Post-pandemic, remote work is at an all-time high, and the trend is here to stay. While some companies have opted to work remotely full-time, others are testing hybrid work models where employees are required to come into the office twice or thrice a week and have the flexibility to work from home the remaining days.
Though remote work has many benefits, it’s not without a few drawbacks. Some employees struggle with isolation, feeling detached from the rest of the team and finding it hard to maintain a work-life balance. As such, the need for managers to possess exemplary virtual leadership skills is vital. Similar to in-person managers, virtual leaders need to ensure that employees are motivated and inspired to accomplish their goals while working remotely.
Following are some of the top leadership qualities managers should possess for a remote work culture:
For employees working from home, it is easy to feel left out and disconnected from the company due to the lack of face-to-face interactions and having no one to physically check on them. This is where effective communication comes into play; managers need to proactively maintain contact with their employees by asking questions regarding work, such as task progress and obstacles they’re facing in achieving their targets. It is also important to remind your employees that they can come to you for help with any issues despite you not being in the same vicinity as them physically. Further, it is preferable to conduct video meetings rather than just voice calls as this will enhance communication through facial expressions and body language while leaving less room for misunderstandings.

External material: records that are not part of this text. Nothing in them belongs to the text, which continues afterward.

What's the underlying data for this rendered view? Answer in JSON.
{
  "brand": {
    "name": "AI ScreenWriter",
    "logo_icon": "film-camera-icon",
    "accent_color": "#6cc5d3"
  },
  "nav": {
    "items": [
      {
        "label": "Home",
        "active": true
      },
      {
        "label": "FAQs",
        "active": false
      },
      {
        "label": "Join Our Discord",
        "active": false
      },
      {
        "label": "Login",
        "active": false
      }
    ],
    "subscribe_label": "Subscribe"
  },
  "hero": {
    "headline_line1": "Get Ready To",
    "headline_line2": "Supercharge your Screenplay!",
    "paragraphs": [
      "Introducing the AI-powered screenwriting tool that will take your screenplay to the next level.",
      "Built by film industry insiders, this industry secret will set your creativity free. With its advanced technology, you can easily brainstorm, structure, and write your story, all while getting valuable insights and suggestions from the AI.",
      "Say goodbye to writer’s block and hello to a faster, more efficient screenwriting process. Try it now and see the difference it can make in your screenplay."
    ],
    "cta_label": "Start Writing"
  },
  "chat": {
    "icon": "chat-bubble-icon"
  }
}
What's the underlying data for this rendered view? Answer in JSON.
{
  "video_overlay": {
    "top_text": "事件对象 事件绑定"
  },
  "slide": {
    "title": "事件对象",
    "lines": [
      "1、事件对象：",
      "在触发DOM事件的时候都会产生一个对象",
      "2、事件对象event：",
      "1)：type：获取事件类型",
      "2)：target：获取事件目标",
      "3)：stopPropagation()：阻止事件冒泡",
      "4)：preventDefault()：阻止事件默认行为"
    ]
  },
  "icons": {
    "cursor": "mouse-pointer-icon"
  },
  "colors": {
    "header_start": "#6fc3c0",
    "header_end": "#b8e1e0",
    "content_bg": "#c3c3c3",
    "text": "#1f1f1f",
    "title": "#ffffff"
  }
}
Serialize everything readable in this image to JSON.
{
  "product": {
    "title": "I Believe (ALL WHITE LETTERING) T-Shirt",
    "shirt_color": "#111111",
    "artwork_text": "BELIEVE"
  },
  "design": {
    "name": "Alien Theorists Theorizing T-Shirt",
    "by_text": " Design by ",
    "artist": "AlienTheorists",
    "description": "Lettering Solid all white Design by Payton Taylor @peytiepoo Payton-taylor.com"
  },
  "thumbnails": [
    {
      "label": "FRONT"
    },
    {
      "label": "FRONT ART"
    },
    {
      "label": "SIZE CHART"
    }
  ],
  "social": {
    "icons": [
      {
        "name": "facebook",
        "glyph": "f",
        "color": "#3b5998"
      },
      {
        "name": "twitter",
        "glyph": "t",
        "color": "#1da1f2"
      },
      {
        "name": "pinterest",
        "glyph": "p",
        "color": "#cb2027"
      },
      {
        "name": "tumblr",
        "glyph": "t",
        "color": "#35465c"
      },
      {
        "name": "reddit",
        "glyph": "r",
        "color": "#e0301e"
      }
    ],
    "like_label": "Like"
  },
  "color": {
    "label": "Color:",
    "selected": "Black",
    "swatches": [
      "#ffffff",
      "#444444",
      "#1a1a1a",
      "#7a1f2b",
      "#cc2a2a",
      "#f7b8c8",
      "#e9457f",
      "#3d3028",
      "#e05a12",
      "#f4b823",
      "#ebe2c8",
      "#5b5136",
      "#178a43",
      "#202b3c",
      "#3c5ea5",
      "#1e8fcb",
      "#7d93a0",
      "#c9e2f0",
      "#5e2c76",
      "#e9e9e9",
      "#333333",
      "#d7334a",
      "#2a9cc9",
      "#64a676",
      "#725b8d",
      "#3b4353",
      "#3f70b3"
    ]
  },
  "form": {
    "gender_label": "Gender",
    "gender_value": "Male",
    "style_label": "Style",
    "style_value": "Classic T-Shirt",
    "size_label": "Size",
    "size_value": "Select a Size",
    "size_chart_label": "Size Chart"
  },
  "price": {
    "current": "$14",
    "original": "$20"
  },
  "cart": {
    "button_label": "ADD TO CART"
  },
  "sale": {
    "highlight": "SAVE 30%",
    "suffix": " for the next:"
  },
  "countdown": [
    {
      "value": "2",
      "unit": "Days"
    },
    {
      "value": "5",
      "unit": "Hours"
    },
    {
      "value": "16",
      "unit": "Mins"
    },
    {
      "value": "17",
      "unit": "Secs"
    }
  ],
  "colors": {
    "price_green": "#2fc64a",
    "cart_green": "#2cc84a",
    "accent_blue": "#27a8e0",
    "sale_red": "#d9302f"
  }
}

As a virtual leader, you must be digitally fluent and able to provide basic technical support to your employees to ensure the team as a whole can function efficiently online. The more technologically proficient you are, the easier it will be for you to help your team communicate and collaborate virtually. It will be beneficial for you to have a sound grasp of concepts such as video conferencing, file sharing, online presentations and utilising project management tools taught in PRINCE2 Foundation and Practitioner training in the UK.
A major advantage for remote workers is the ability to work non-traditional hours. Some may have parenting roles at home, some could be based in different parts of the world, and others may simply prefer working evenings or nights. As a virtual leader, you will sometimes have to adapt to your team members’ schedules even if they’re outside your preferred working window. It is important to understand that different people have different working styles, and as long as they are helping the company produce the desired output, they can work at their flexibility.
Delegating work is an effective way to save time and assign responsibility to others. Not only does it reduce the load off your shoulders, but also helps your team members improve their skills and take accountability. You can sign up for a project management programme such as PRINCE2 Foundation and Practitioner official exams package that uses a process-based methodology which can assist you in breaking down projects into small easy-to-handle tasks. While delegating work, it is important to ensure you don’t end up micromanaging your team members, as this can make them feel untrusted and demotivated, especially if you’re calling or checking on them constantly at home. Instead, show that you trust them to accomplish the tasks assigned to them by holding catchup calls weekly or even bi-weekly and letting them know that you’re always available to help.
With a traditional office setup, events such as seminars and team gatherings were frequent occurrences, making it easy for team members to form connections with one another. With a remote workforce, however, there are hardly any opportunities to connect. Hence, a leader needs to be able to build connections virtually. One-on-one catchup calls are a great place to begin. During these, you should take a personal interest in the lives of your team members, asking them about their families, interests, how they’re managing working from home and whether they feel like they’re part of the company. They are all good conversation starters. You can also organise virtual events such as quiz nights and hold other team-building activities.
While working from home may initially seem extra productive, it soon becomes tiring and mundane similar to working at the office. There is research that suggests employees working from home struggle with remaining motivated, citing the lack of physical peers as the main reason. Therefore, an important virtual leadership skill is being able to motivate your employees. Some ways this can be achieved are providing a clear pathway for promotions, maintaining regular communication, setting an example by accomplishing targets the way you’d like your employees to do, and giving feedback (see next point). A nice gesture would also be to make arrangements to send small tokens of appreciation on employee birthdays, provided it is within the company budget/rules.
In a traditional office setup, an employee who lands a client closes a deal, or does a good job at something, receives a pat on the back or a high-five. However, none of this can be done virtually, hence, a good leader needs to give feedback whenever possible. It doesn’t have to be positive feedback all the time, you can also talk about areas that need improvement and how they can perform better. This ensures that employees feel seen and are constantly performing to their best abilities.
In addition to the above, using the right tools to perform regular tasks is vital as it can reduce unwanted stress and wastage of time. This is where project management plays a key role as it enables you to make data-driven, efficient decisions, making you a better leader. PRINCE2 Foundation and Practitioner including both official exams is a globally recognised course designed to equip leaders with valuable leadership skills that can be applied virtually, such as maintaining transparency, delegating tasks and monitoring team members’ progress. Good leadership doesn’t necessarily need a physical presence; equipping yourself with the necessary virtual leadership skills will allow you to lead successfully from anywhere.